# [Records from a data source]
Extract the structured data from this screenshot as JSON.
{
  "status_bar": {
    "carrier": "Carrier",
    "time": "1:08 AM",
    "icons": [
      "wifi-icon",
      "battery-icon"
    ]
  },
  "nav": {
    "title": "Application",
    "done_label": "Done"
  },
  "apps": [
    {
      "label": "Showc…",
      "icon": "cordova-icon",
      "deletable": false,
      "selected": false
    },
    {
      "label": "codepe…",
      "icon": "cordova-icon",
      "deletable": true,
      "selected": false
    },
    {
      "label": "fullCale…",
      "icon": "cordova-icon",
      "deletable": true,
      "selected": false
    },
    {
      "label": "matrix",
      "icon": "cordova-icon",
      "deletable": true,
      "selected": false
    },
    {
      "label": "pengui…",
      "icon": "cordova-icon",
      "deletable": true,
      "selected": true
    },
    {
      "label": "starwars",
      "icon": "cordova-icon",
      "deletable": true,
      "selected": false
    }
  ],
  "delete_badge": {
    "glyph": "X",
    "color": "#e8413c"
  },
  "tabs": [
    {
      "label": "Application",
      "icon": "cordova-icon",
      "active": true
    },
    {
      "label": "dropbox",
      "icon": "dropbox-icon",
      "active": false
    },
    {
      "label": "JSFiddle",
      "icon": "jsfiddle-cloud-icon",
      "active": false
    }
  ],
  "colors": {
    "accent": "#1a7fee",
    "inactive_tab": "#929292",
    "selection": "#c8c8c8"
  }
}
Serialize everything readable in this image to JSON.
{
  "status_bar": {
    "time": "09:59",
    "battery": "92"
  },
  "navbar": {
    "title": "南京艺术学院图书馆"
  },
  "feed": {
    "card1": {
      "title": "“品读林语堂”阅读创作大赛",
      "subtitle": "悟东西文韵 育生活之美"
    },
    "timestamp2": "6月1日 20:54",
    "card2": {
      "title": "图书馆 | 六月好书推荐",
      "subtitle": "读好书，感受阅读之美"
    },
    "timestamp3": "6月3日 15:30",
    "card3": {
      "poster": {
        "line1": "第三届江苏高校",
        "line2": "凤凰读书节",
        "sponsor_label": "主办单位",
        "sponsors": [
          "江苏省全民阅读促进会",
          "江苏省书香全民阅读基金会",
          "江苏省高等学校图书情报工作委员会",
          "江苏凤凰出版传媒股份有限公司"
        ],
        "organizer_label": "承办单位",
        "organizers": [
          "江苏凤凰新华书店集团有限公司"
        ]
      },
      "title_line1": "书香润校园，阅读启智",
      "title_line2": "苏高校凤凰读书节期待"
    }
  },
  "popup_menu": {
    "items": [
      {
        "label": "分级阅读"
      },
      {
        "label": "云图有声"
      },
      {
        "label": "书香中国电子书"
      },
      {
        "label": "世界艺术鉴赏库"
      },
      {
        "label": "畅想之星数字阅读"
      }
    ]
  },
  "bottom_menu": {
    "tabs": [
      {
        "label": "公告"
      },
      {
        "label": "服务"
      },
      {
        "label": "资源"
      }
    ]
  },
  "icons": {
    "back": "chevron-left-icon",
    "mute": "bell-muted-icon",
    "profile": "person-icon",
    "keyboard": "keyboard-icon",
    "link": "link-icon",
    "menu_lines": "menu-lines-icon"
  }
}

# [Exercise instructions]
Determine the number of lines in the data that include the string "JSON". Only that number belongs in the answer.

# [Your response]
2